DIP technique is a further development of digital fringe projection (DFP) technique. In contrast to project sinusoidal patterns, the digital projector projects a grid pattern with known characteristics onto test objects (i.e., water droplet/rivulet flows over icing accreting surfaces). The heights of 3D objects are linear dependent on the grid point displacements between the measurement images of a 3D shape and the reference image of a zero height substrate. Compared with typical DFP measurement system, the DIP technique can significantly reduce the measurement error as well as decrease the requirement of the measurement image quality.
After carefully calibrated and validated, the proposed DIP technique was applied to characterize the wind-driven water rivulet flows. Seen from measurement results, the transient motion of rivulet front was found to be significantly influenced by the surface waves' behaviors. The Force Balance (FB) rivulet breaking criteria is further refined and evaluated by the reconstructed tiny rivulet flow structures. Rivulet meandering phenomena and the water mass trapping induced by the meandered water-air contact line were observed. A model based on force balance analysis at the cross-section of meandering rivulet was built to illustrate the meandering instability of wind-driven rivulet flow.
In order to examine the effects of the roughness arrays on the surface film flow, i.e., trapped mass effects, which is pertinent to the surface water runback over airfoils/wings with ice roughness, the DIP technique was used to quantify the transient behavior of wind-driven film flow over a surface with roughness arrays. While surface water mass trapping was observed clearly right downstream of the roughness elements, some other interesting features about the water film flow within roughness elements were also revealed clearly from the quantitative DIP measurements, which were found to agree well with those previous numerical studies.
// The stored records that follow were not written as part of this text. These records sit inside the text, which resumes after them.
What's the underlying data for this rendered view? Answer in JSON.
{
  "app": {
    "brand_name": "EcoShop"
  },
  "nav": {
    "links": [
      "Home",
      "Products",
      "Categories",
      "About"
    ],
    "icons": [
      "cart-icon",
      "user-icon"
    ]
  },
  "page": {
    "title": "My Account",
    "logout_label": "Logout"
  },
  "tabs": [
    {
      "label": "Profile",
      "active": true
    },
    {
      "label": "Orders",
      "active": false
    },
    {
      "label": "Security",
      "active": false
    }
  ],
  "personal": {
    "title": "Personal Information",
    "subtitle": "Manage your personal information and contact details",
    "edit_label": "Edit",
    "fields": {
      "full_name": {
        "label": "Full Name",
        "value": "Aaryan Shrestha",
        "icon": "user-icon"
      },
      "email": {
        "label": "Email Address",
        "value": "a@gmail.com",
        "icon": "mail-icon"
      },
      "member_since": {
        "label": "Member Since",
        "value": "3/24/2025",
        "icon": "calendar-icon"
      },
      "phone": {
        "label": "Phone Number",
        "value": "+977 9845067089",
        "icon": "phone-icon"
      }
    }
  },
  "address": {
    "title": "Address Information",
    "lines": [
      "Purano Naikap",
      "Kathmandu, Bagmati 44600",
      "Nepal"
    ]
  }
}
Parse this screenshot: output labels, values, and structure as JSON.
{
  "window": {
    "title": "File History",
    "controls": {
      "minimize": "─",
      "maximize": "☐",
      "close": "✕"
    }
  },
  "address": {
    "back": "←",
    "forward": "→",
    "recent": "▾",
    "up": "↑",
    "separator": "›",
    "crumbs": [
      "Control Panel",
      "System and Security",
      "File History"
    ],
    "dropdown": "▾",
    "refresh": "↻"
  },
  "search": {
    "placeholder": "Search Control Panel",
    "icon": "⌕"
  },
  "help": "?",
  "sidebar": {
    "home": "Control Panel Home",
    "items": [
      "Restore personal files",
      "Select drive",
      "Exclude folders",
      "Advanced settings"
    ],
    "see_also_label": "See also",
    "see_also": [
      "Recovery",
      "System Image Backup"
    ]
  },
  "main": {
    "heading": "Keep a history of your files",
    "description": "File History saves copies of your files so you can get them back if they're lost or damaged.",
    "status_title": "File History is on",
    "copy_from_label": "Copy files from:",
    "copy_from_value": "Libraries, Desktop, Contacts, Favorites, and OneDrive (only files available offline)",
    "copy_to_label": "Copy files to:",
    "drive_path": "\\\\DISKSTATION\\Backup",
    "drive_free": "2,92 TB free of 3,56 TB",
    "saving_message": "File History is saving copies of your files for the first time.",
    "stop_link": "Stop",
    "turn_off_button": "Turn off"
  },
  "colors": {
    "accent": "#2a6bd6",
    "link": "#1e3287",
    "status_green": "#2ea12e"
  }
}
The water runback process on an airfoil surface was reconstructed by the DIP technique. The measurement results clearly revealed that, after impinged on the leading edge of the NACA0012 airfoil, the micro-sized water droplets would coalesce to form a thin water film in the region near the leading edge of the airfoil. The formation of rivulets was found to be time-dependent process and relies on the initial water runback flow structure. The film thickness scaling law is evaluated by the time-average measurements of the film thickness. The measurement results show good consistent with the analytical scaling predictions.